Genie Fritz took her concern for the environment into her roles as President and a long-time Board Member of the Dallas League of Women Voters. She served on the State Board of the League and was Secretary of its Overseas Education Fund, which focused on teaching women about democracy. She also served as President of the Women’s Southwest Federal Credit Union, Board Member of the Tejas Council of Girl Scout (where she led two girl scout troops), Treasurer and President of the Greater Dallas Housing Opportunity Council, and Board Member at the First Unitarian Church of Dallas.

Ned received many prestigious national awards: the American Motors Conservation Award, 1983, the Sol Feinstone Environmental Award, 1978, and the Theodore Roosevelt Award, presented by President George H. W. Bush, in 1991. He was awarded an honorary doctorate from Southern Methodist University in 1992 and has been honored by the National Wildlife Federation, The Nature Conservancy, the National Audubon Society, Sportsmen Conservationists of Texas, the Sierra Club, and the League of Women Voters of Texas.

Ned and Genie Fritz are the citizens who singularly deserve the credit for saving what Dallas has left of the natural Trinity River and were the champions at saving the Texas Buckeye Grove at William Blair Park in Dallas.
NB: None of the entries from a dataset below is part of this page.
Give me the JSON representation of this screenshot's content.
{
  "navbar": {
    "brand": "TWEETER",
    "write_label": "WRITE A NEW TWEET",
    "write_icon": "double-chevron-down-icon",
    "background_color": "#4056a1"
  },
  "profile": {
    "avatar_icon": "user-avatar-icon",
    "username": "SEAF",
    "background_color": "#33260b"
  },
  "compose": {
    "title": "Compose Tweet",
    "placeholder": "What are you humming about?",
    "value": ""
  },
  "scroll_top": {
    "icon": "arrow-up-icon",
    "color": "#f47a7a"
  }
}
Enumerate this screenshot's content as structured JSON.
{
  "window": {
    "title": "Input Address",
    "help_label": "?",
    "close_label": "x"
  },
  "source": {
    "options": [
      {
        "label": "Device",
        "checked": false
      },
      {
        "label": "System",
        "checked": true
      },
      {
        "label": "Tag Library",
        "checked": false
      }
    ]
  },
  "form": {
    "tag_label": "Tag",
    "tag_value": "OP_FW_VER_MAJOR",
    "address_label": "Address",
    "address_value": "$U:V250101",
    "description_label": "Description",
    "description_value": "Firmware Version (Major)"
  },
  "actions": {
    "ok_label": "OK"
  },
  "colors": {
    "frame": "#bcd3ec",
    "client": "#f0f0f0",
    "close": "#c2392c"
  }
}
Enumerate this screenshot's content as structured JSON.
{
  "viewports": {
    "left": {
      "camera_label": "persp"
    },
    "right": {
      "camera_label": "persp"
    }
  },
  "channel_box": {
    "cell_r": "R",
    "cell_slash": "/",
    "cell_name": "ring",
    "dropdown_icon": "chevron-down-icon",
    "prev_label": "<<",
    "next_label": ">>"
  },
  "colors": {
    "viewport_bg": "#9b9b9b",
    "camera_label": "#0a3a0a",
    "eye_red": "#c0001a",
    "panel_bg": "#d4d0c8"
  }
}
They made their lasting mark on the Trinity with efforts to keep interests from channelizing the Trinity from Dallas to the Gulf of Mexico in 1973. The vision Ned saw back then of a patchwork collection of old remnants of Trinity River bottom land that when roughly cobbled together formed one of the largest urban parkland areas in the United States. He called it The Great Trinity Forest and contemporary Dallasites still call it by that name today.